Complementing the freedom and responsibility side of their culture, the other key element is having a workplace filled with nothing but “stunning colleagues.” They make a very useful analogy to a professional sports team, where the objective is to always have a superstar at every position. This leads to specific strategies and techniques:
- Pay top of market
- Don’t settle for adequate performance
Pay Top of Market
Netflix’ philosophy is to pay more than anyone else would. The yardsticks used are how much that person would be paid somewhere else, how much Netflix would pay someone else to come in and do the same job, and how much Netflix would be willing to pay to prevent someone from leaving. It’s the manager’s job at Netflix to make sure that each employee is compensated at the level that meets the above criteria, proactively. This simply short circuits a lot of problems that managers need to deal with at other companies around recruiting, retention, and incentivization. This is largely based on a belief that the best employees (in creative/inventive positions) contribute significantly more value (like 2x-10x) than the average employee – so that paying them more is in reality a bargain.
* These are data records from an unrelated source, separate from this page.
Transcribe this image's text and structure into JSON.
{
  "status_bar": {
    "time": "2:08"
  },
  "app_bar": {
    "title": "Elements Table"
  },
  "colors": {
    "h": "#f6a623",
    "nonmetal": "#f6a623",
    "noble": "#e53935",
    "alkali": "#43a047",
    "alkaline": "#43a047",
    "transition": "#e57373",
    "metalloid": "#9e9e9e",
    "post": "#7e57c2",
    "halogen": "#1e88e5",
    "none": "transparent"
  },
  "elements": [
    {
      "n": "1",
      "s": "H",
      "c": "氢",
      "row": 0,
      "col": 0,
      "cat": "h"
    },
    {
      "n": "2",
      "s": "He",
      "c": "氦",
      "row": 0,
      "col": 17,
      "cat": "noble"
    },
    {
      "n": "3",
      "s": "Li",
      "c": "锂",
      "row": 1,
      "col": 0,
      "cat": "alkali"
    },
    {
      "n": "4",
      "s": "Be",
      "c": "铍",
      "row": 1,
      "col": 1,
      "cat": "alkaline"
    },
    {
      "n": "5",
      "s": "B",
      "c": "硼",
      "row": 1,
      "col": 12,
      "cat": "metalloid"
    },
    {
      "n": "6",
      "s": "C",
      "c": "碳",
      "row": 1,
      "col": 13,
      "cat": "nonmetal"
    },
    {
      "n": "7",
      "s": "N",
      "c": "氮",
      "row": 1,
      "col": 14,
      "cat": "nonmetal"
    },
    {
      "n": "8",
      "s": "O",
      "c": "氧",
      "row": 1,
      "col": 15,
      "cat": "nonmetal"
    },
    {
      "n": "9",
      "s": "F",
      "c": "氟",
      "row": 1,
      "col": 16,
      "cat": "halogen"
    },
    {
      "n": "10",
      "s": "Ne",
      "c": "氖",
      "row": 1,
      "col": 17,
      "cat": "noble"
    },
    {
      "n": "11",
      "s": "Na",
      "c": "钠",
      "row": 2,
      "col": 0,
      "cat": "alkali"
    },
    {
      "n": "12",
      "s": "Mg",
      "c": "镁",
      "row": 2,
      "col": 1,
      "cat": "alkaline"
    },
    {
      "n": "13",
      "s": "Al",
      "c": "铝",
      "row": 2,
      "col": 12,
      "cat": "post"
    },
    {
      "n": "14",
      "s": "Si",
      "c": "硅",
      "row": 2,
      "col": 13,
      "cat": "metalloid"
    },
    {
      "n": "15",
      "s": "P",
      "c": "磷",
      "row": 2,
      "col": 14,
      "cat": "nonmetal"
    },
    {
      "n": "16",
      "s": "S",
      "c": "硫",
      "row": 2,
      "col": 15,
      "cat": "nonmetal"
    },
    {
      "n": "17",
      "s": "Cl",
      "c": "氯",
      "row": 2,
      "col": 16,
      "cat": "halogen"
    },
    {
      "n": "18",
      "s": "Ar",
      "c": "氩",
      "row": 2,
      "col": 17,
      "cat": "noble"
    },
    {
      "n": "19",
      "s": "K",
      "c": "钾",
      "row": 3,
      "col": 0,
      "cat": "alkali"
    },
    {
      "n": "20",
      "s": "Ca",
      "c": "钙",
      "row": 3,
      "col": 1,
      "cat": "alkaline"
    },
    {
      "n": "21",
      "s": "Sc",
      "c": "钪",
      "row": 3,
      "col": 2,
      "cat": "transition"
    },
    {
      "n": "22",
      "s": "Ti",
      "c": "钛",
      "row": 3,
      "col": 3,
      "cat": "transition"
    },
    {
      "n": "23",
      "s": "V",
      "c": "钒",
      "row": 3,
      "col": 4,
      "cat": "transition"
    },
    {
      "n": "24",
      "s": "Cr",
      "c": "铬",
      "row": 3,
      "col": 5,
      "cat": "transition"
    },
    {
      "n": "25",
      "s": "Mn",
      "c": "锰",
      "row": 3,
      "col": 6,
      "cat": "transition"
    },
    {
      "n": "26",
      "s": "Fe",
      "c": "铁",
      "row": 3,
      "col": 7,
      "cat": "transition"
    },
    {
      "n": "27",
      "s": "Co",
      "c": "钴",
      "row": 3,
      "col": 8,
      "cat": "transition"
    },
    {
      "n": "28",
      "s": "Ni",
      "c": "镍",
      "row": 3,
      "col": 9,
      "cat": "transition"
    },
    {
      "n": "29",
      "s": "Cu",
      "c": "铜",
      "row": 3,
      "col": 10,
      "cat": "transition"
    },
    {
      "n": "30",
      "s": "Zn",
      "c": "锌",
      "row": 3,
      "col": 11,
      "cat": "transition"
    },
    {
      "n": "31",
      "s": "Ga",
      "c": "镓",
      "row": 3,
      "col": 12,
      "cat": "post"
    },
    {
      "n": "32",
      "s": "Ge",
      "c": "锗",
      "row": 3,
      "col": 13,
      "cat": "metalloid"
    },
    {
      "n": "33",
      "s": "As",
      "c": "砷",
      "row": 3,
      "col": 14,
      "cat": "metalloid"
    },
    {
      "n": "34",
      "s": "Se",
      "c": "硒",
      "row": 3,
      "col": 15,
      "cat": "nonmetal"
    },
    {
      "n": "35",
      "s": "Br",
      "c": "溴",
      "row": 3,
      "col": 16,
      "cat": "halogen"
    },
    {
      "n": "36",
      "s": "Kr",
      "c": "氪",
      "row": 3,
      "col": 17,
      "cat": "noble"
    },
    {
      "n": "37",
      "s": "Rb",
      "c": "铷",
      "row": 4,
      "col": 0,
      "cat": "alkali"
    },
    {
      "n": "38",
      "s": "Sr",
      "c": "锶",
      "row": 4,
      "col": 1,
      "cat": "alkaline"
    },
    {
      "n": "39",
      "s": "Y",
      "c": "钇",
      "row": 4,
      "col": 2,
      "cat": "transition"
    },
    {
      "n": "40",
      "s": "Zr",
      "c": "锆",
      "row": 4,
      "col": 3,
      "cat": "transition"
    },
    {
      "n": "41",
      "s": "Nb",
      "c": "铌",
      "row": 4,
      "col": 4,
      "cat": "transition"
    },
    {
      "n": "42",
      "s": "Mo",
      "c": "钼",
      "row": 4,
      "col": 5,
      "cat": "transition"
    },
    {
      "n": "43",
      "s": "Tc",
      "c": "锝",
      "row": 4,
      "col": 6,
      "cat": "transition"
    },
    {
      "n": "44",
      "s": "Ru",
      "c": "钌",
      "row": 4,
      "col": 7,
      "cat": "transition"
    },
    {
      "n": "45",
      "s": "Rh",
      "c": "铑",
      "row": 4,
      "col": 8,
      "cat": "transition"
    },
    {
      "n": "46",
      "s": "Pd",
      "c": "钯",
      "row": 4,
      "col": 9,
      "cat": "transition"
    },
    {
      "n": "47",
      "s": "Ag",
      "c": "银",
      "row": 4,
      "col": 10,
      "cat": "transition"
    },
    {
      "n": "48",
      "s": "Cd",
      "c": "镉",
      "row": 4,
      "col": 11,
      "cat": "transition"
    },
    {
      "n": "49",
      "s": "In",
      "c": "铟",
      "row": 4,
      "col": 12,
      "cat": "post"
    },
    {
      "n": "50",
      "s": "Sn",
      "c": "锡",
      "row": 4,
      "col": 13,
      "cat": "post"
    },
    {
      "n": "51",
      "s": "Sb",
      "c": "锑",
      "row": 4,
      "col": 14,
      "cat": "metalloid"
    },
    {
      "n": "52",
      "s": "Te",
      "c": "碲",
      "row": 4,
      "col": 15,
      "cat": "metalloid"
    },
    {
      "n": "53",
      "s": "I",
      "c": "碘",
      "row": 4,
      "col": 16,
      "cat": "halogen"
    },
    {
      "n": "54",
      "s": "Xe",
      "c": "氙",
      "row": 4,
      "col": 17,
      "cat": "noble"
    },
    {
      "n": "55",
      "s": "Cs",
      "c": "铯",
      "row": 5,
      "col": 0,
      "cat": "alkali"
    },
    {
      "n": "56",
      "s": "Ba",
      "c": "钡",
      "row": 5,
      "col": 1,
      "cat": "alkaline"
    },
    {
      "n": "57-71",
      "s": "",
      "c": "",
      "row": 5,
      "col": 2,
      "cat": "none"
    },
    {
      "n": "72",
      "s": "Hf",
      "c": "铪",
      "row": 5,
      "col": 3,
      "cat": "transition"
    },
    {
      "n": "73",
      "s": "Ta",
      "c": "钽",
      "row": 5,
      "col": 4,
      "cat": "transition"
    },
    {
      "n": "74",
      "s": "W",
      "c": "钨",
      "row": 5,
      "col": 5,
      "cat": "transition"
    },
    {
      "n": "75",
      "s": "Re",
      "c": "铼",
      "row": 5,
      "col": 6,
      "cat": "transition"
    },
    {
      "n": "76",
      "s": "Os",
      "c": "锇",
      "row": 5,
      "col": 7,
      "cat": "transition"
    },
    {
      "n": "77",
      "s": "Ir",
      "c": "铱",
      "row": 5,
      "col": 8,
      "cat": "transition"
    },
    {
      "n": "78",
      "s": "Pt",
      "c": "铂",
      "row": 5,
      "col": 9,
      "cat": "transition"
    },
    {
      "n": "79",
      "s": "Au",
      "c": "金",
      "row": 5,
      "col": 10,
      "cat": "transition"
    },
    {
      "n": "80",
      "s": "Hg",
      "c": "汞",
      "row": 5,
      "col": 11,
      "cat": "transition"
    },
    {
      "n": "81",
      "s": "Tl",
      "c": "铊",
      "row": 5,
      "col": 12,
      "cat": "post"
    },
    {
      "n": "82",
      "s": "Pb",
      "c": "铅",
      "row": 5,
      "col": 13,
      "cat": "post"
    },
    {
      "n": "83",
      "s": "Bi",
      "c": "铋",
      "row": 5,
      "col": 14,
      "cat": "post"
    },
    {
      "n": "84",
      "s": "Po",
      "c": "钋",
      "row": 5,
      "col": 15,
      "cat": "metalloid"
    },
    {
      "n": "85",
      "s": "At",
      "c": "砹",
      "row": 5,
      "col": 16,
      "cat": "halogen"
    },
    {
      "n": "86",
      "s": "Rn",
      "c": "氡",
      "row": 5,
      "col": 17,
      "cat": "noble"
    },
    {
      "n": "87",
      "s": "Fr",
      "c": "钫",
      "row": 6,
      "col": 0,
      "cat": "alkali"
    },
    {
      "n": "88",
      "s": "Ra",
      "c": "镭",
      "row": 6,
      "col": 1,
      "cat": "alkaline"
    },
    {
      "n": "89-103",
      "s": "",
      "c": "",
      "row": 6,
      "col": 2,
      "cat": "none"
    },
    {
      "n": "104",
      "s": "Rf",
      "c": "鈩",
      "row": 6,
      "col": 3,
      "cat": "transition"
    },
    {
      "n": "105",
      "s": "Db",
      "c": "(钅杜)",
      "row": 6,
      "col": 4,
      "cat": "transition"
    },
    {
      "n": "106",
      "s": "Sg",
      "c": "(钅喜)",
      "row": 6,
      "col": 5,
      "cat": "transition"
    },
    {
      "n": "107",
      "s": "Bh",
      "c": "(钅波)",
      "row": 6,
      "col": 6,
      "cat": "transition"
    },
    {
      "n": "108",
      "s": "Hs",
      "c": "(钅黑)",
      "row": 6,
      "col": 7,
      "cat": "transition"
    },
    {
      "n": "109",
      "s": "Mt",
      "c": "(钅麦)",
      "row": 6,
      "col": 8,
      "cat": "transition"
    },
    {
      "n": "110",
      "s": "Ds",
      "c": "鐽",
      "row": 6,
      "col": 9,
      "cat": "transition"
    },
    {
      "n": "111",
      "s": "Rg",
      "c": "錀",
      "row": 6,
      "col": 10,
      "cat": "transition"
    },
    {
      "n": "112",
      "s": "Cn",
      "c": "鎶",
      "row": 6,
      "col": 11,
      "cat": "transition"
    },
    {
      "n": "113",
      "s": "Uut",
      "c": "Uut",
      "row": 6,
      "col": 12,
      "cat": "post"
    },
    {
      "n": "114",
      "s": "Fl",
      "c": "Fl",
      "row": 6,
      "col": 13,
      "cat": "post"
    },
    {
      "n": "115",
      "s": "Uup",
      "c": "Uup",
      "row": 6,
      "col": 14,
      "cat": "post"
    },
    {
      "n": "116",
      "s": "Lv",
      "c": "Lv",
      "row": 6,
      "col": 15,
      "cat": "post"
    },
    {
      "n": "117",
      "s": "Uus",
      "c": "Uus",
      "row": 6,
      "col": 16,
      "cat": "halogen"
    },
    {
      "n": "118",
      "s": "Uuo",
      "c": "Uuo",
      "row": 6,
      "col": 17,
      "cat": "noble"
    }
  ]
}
Why don’t more people do this? Well, obviously not everyone can pay top of market, because then it wouldn’t be top of market anymore. But plenty of companies have explicit polices to pay at mid-market, or at the 75th percentile, etc. I think a big part of the answer here is that there’d be a lot of disagreement that the best employees can be 10x more valuable than the average employee. This is actually something I would love to see more data on – the culture deck simply states this as a fact without supporting citations. In my experience, I think this is a reasonable statement – I’m really curious what other people have to think (please tell me in the comments!)
Don’t Settle For Adequate Performance
I believe this generates the most controversy from the culture deck. Basically at Netflix, if you do an OK job, you are given a nice severance package and shown the door so that a superstar can be brought in to do a better job. At most companies, you are expected to do an OK job, and you’re only shown the door if you’re not doing an OK job. Think of the sports team analogy – if your first baseman is batting .270 with 50 RBIs, he’s doing OK, but if you have the opportunity to bring in a first baseman who bats .320 with 95 RBIs – wouldn’t you do it?
Why don’t more people do this? You can only do this if you are convinced you can bring in a superstar to replace the person leaving, and that assumption requires some of the other Netflix culture charactersitics: namely paying at top of market and having a workplace that’s already filled with “stunning colleagues.” So this is something you can really only do if you’ve already adopted most of the rest of #netflixculture.
What really jumped out at me from writing this post is that a lot of the components of #netflixculture leverage and reinforce each other. For example, paying top of market lets you fill your company with responsible, awesome people, which lets you grow without adding tons of rules and policies. The real question is how much of what Netflix has done is unique to their position in their industry, and how much is generalizable to other companies? I’m looking forward to seeing other companies adopt this culture and seeing how it turns out for them. If your company is doing so, let me know!